Items listed in a dataset:
------------

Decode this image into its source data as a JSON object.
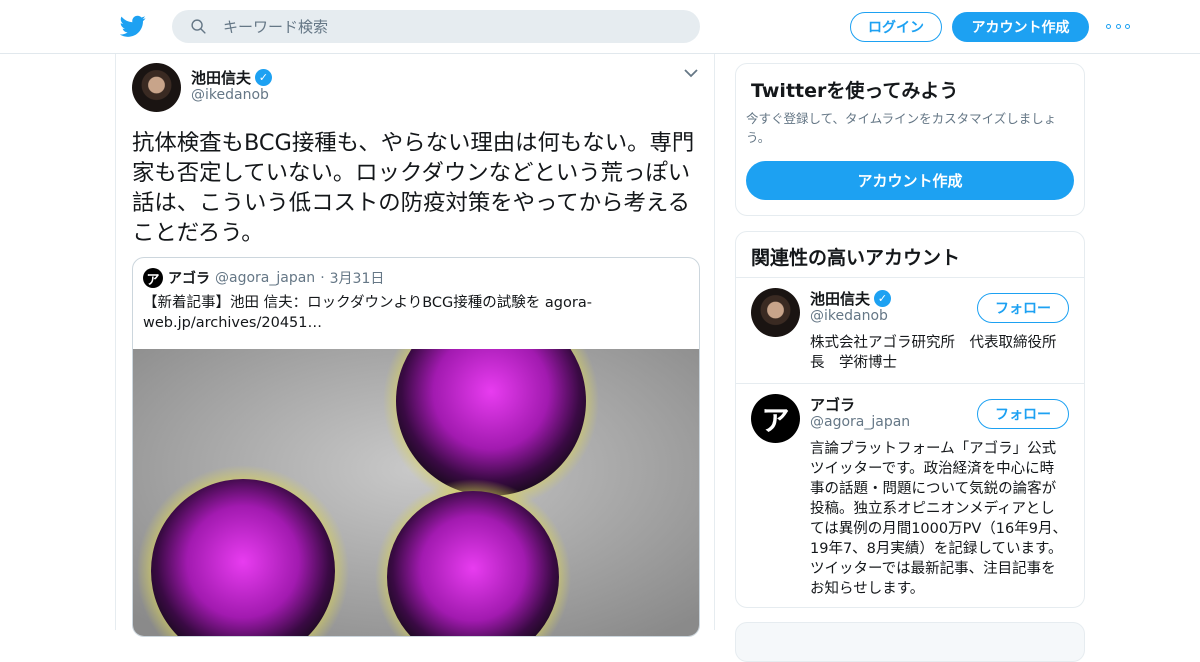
{
  "header": {
    "search_placeholder": "キーワード検索",
    "login_label": "ログイン",
    "signup_label": "アカウント作成",
    "brand_color": "#1da1f2"
  },
  "tweet": {
    "author_name": "池田信夫",
    "author_handle": "@ikedanob",
    "text": "抗体検査もBCG接種も、やらない理由は何もない。専門家も否定していない。ロックダウンなどという荒っぽい話は、こういう低コストの防疫対策をやってから考えることだろう。",
    "quote": {
      "avatar_glyph": "ア",
      "name": "アゴラ",
      "handle": "@agora_japan",
      "separator": "·",
      "date": "3月31日",
      "text": "【新着記事】池田 信夫：ロックダウンよりBCG接種の試験を agora-web.jp/archives/20451…"
    }
  },
  "signup_card": {
    "title": "Twitterを使ってみよう",
    "description": "今すぐ登録して、タイムラインをカスタマイズしましょう。",
    "button_label": "アカウント作成"
  },
  "related": {
    "title": "関連性の高いアカウント",
    "accounts": [
      {
        "name": "池田信夫",
        "handle": "@ikedanob",
        "verified": true,
        "bio": "株式会社アゴラ研究所　代表取締役所長　学術博士",
        "follow_label": "フォロー"
      },
      {
        "name": "アゴラ",
        "handle": "@agora_japan",
        "verified": false,
        "avatar_glyph": "ア",
        "bio": "言論プラットフォーム「アゴラ」公式ツイッターです。政治経済を中心に時事の話題・問題について気鋭の論客が投稿。独立系オピニオンメディアとしては異例の月間1000万PV（16年9月、19年7、8月実績）を記録しています。ツイッターでは最新記事、注目記事をお知らせします。",
        "follow_label": "フォロー"
      }
    ]
  }
}
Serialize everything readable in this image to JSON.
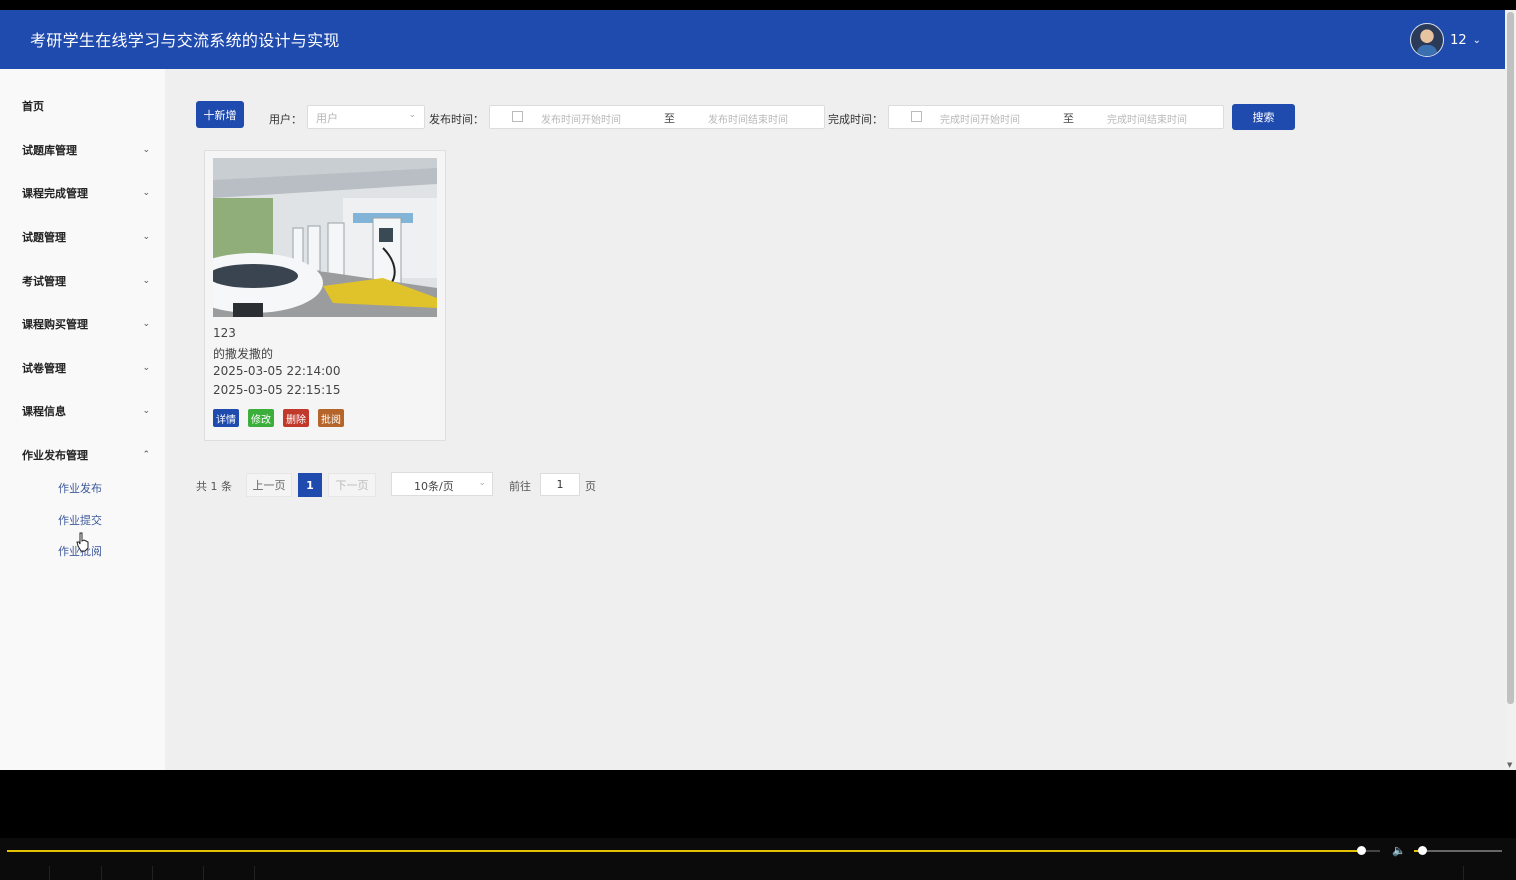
{
  "header": {
    "title": "考研学生在线学习与交流系统的设计与实现",
    "user_name": "12",
    "colors": {
      "primary": "#1f4aae"
    }
  },
  "sidebar": {
    "home": "首页",
    "groups": [
      {
        "label": "试题库管理"
      },
      {
        "label": "课程完成管理"
      },
      {
        "label": "试题管理"
      },
      {
        "label": "考试管理"
      },
      {
        "label": "课程购买管理"
      },
      {
        "label": "试卷管理"
      },
      {
        "label": "课程信息"
      },
      {
        "label": "作业发布管理",
        "expanded": true,
        "children": [
          "作业发布",
          "作业提交",
          "作业批阅"
        ]
      }
    ]
  },
  "toolbar": {
    "add_label": "十新增",
    "user_label": "用户：",
    "user_placeholder": "用户",
    "publish_label": "发布时间：",
    "publish_start_placeholder": "发布时间开始时间",
    "publish_end_placeholder": "发布时间结束时间",
    "to_label": "至",
    "finish_label": "完成时间：",
    "finish_start_placeholder": "完成时间开始时间",
    "finish_end_placeholder": "完成时间结束时间",
    "search_label": "搜索"
  },
  "cards": [
    {
      "image_icon": "ev-charging-station-photo",
      "name": "123",
      "content": "的撒发撒的",
      "publish_time": "2025-03-05 22:14:00",
      "finish_time": "2025-03-05 22:15:15",
      "actions": [
        {
          "label": "详情",
          "color": "#1f4aae"
        },
        {
          "label": "修改",
          "color": "#3cae3c"
        },
        {
          "label": "删除",
          "color": "#c0392b"
        },
        {
          "label": "批阅",
          "color": "#b5652a"
        }
      ]
    }
  ],
  "pagination": {
    "total_text": "共 1 条",
    "prev": "上一页",
    "current": "1",
    "next": "下一页",
    "page_size": "10条/页",
    "goto_label": "前往",
    "goto_value": "1",
    "page_unit": "页"
  },
  "player": {
    "progress_fraction": 0.895,
    "volume_fraction": 0.1
  }
}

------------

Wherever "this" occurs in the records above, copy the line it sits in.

### Answer to the problem
Decode this image into its source data as a JSON object.
Serialize everything readable in this image to JSON.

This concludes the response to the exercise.